[[ RECORDED INFORMATION, beginning ]]
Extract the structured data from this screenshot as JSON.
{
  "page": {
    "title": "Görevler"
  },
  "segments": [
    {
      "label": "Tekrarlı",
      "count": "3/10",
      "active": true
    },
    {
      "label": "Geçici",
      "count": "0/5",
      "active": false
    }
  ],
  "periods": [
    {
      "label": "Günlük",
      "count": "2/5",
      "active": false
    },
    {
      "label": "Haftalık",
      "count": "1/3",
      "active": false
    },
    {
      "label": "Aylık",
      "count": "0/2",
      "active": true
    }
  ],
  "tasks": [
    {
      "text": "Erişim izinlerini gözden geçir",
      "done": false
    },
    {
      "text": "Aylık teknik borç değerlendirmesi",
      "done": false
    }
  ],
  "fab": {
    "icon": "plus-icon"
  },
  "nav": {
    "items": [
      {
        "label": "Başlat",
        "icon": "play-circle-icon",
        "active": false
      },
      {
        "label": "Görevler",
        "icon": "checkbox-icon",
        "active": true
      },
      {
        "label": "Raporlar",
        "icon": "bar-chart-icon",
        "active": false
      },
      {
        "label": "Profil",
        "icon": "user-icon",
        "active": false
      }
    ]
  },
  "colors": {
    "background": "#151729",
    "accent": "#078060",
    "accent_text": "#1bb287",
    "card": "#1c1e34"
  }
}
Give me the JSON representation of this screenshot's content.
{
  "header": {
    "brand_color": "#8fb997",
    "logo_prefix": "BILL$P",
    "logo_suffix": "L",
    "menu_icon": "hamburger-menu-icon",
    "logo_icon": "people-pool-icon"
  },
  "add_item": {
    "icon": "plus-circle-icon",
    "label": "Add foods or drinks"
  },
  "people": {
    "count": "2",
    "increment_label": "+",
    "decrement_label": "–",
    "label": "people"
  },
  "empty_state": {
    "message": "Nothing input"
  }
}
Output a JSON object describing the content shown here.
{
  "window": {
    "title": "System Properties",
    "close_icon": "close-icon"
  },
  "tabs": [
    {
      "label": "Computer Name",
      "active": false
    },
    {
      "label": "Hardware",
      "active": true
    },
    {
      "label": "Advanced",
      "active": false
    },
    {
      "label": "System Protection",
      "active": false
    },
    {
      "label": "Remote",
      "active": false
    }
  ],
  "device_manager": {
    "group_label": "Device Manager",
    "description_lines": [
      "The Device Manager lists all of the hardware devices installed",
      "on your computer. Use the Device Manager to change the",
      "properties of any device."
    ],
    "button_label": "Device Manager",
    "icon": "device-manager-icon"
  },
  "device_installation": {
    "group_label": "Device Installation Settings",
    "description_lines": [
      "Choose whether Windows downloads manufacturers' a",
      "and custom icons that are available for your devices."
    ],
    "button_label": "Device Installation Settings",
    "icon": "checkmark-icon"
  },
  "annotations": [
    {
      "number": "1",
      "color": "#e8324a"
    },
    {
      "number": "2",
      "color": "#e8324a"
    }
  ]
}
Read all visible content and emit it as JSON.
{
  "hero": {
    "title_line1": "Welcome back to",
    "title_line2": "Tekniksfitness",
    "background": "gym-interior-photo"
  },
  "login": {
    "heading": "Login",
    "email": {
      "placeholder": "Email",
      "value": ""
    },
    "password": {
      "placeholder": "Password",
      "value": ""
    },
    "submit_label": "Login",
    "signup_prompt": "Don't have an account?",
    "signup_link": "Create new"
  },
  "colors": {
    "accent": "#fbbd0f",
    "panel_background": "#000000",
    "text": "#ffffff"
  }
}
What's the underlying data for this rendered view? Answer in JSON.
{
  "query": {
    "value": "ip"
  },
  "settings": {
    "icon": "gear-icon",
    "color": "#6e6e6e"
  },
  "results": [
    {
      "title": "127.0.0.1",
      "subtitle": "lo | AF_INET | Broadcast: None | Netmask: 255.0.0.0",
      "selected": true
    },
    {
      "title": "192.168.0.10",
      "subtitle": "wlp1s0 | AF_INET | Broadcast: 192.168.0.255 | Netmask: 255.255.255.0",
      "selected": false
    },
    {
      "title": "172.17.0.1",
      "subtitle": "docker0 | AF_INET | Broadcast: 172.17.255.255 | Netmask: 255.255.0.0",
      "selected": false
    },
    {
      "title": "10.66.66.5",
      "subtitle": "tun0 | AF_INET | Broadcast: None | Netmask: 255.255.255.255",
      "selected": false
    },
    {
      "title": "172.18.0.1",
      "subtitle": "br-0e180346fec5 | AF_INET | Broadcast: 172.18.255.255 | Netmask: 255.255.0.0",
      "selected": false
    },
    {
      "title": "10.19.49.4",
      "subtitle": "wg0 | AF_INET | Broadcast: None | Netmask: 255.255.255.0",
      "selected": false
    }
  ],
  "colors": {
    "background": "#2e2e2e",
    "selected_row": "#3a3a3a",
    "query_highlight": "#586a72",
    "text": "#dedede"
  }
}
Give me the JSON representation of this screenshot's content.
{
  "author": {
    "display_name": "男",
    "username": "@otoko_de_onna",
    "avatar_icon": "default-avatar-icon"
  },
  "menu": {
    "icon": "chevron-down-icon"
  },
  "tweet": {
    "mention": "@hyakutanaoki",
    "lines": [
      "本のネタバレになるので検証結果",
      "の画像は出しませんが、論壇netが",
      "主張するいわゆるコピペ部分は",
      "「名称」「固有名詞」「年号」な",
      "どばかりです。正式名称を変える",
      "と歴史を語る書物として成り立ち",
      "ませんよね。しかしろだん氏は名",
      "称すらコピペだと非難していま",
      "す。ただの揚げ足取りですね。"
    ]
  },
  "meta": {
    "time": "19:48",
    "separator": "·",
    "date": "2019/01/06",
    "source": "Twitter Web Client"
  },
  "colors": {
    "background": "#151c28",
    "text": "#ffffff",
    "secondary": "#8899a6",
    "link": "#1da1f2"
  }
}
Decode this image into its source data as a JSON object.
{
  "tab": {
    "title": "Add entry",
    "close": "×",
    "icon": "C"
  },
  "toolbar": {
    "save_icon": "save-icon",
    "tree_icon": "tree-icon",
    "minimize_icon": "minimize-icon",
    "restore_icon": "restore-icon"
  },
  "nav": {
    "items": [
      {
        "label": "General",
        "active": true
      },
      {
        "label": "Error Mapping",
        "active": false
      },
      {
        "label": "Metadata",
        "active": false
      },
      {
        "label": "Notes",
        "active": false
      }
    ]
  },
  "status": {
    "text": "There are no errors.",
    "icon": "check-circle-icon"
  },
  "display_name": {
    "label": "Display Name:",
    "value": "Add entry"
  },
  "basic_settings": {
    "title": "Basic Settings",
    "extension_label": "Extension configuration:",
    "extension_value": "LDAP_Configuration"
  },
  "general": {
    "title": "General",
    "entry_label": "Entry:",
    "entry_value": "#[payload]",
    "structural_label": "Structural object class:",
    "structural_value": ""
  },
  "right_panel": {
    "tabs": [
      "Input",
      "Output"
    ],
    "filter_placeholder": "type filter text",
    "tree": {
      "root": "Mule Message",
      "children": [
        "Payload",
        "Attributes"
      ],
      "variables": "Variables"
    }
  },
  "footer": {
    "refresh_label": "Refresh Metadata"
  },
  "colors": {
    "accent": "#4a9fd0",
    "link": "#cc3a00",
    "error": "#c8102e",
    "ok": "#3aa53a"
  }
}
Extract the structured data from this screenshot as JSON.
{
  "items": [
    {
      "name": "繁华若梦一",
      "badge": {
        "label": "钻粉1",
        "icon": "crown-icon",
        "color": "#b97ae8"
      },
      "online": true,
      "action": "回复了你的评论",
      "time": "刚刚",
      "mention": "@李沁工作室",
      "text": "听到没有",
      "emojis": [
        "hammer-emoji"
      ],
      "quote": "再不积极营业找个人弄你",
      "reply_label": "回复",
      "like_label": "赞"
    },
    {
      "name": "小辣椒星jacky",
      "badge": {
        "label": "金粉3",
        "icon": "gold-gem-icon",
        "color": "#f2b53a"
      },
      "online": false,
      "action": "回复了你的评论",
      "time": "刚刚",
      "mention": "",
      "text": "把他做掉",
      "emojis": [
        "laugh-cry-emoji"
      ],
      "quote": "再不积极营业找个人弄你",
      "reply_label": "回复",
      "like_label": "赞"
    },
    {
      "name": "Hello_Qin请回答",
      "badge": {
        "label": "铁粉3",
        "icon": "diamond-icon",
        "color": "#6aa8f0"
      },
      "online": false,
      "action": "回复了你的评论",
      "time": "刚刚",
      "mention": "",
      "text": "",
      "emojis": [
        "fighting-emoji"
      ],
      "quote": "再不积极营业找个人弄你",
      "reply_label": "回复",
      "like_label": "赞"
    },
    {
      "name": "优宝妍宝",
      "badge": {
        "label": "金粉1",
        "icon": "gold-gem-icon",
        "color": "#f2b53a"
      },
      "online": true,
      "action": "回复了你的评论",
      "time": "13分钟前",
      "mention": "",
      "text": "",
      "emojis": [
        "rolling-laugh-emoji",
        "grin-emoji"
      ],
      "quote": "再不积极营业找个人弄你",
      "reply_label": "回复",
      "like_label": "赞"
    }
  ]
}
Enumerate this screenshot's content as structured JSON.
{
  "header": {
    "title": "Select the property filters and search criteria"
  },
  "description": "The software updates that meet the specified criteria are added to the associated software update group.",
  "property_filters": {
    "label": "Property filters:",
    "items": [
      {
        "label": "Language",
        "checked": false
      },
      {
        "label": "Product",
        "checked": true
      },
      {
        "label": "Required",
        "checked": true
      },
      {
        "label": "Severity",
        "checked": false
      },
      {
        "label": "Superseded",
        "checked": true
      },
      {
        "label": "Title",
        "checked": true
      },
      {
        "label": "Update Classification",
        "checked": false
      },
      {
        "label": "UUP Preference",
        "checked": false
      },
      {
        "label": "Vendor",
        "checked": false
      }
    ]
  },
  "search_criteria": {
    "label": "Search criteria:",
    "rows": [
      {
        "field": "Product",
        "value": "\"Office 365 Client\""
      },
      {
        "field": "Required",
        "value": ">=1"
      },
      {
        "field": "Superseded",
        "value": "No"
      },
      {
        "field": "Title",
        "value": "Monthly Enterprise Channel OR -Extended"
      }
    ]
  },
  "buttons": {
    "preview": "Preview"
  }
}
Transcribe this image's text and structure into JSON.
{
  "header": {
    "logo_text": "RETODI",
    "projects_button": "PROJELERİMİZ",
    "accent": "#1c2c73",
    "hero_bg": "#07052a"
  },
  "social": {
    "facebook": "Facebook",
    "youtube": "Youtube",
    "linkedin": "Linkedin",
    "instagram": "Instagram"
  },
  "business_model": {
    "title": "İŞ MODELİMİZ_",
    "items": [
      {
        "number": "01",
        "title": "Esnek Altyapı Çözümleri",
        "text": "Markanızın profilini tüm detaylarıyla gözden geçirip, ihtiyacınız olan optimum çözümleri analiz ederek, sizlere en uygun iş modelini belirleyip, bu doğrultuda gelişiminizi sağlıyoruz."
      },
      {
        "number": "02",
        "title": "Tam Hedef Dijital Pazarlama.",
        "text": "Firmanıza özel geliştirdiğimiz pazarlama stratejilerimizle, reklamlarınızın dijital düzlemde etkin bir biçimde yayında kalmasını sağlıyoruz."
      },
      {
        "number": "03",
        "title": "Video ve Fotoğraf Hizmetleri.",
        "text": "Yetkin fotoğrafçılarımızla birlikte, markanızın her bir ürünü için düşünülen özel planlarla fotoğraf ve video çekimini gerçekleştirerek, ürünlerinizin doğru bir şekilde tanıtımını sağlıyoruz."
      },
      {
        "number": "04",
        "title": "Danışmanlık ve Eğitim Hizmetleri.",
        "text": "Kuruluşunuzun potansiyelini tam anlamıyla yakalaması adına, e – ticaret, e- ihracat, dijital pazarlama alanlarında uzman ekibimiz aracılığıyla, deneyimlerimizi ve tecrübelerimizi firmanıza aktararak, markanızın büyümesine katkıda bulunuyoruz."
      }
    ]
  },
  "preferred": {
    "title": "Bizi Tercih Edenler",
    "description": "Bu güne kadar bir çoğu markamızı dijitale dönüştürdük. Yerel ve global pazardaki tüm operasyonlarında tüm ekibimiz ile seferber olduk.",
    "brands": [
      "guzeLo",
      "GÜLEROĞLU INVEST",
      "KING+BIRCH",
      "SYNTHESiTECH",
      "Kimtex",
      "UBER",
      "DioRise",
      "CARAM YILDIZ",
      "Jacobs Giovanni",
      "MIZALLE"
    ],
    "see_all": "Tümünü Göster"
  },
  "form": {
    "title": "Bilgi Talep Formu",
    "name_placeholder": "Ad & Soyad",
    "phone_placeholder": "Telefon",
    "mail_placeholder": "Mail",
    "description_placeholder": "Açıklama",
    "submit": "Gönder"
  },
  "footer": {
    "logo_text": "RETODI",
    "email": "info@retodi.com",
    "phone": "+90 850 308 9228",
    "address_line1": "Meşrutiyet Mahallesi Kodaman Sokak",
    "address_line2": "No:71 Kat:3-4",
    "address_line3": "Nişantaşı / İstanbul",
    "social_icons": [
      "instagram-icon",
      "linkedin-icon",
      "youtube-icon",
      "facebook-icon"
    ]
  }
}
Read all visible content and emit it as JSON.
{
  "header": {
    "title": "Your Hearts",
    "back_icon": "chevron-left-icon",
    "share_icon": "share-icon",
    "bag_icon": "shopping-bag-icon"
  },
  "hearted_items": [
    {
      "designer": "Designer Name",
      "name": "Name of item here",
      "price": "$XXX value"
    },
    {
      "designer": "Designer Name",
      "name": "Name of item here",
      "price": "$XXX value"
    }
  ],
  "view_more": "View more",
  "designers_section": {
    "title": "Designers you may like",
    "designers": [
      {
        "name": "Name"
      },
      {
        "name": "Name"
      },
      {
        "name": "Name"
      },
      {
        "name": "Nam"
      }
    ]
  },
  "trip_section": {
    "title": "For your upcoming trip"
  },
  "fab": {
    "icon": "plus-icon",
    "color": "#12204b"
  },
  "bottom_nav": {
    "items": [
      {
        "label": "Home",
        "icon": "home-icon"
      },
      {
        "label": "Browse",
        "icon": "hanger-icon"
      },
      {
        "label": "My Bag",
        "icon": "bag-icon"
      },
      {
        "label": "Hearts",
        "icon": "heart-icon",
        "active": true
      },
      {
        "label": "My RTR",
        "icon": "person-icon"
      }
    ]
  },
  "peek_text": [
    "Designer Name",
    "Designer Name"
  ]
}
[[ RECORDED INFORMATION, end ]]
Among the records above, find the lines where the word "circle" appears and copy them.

(RESPONSE BELOW)
        "icon": "play-circle-icon",
    "icon": "plus-circle-icon",
    "icon": "check-circle-icon"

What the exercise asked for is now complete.